Charting a new path to freedom
“There comes a point where we need to stop just pulling people out of the river. We need to go upstream and find out why they're falling in.” Desmond Tutu
Over the last two years we have inspired and encouraged and commiserated with each other and, as best possible, put on a bright face every time we left the house.
Some days were easier than others.
Some days it was the promise of a walk, or a doughnut or a glass of merlot at the end of the day that got you through it.
Some days sleep eluded you entirely, but you got out of bed on time in the morning anyway and soldiered on.
You were perky and chirpy and optimistic, but something still went terribly wrong even when you did everything right – and inevitably you hit the wall.
Hopefully not literally.

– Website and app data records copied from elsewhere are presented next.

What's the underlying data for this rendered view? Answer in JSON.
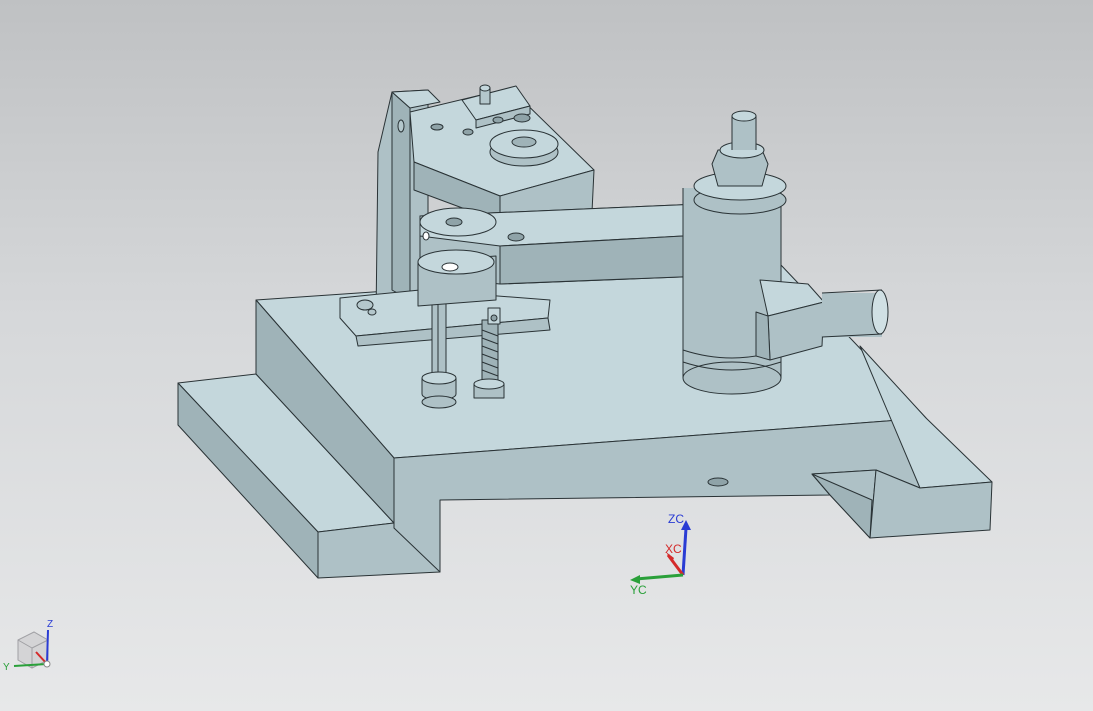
{
  "viewport": {
    "background_top": "#bfc1c3",
    "background_bottom": "#e7e8e9",
    "model_fill": "#b4c7cc",
    "model_top_fill": "#c4d7dc",
    "model_shadow_fill": "#8fa3a8",
    "model_edge": "#2a3336"
  },
  "csys_triad": {
    "z_label": "ZC",
    "x_label": "XC",
    "y_label": "YC",
    "z_color": "#2a3cd4",
    "x_color": "#d42a2a",
    "y_color": "#2aa03a"
  },
  "view_triad": {
    "z_label": "Z",
    "y_label": "Y"
  }
}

In my own case it was more of a long, slow slide as my foot found the one pothole in the laneway causing me to do a complete wipeout with a half twist in the middle of a sunny afternoon.
I never saw it coming.
One minute I was bobbing along enjoying the harbour view and thinking how wonderful everything was and the next I was lying flat on my back in the dirt wondering what “de heck” had just happened.
To make matters, worse the normally busy laneway was a complete ghost town and I actually had to call someone to come and get me because my ankle was too painful to walk on – embarrassing indeed.
In one of my recent articles, I commented that there really is no such thing as a bad experience because each event that takes place either shows you what you have learnt or what you need to learn.
In this particular case (beyond the obvious – that it might be a good idea to pay a little more attention to where I am going) I learnt that I need to be more patient with myself and the transformation that I too am going through.
More patient with myself when I make mistakes, more patient with my body when it requires time to heal, more patient with those in my life who are also struggling (and perhaps less able to admit it) and most importantly, more patient with the process of transition that the world is going through as a result of the ongoing health crisis.
And part of my “recovery?” is to admit all of that here in this column.
Oh, how much easier it would be to dust myself off and sweep the whole incident under the rug – pretending all the while to be some sort of an all-knowing change management guru.
But would that really help anyone?
More to the point it would be disingenuous.
After all, how can anyone claim to be an expert on managing a situation that continues to change by the day on a global scale?
In short – they can’t.
But I am also not suggesting that we give up on the idea of navigating a path through these troubled times – quite the opposite.
Instead, I am going to suggest that we do something really scary: let’s make this the year that we take off the mask and really get to know ourselves.
Better yet, let’s make this the year that we actually make friends with ourselves and bring that version of our best self to our interactions with other people.
Will we make mistakes?
But isn’t it equally possible that if we are kinder to ourselves that we will ultimately find the strength to be kinder to each other?
Robin Trimingham is the managing director of The Olderhood Group Ltd and a business consultant, journalist, podcaster and thought leader in the fields of life transition and change management. Connect with Robin at https://bit.ly/3nSMlvc or email@example.com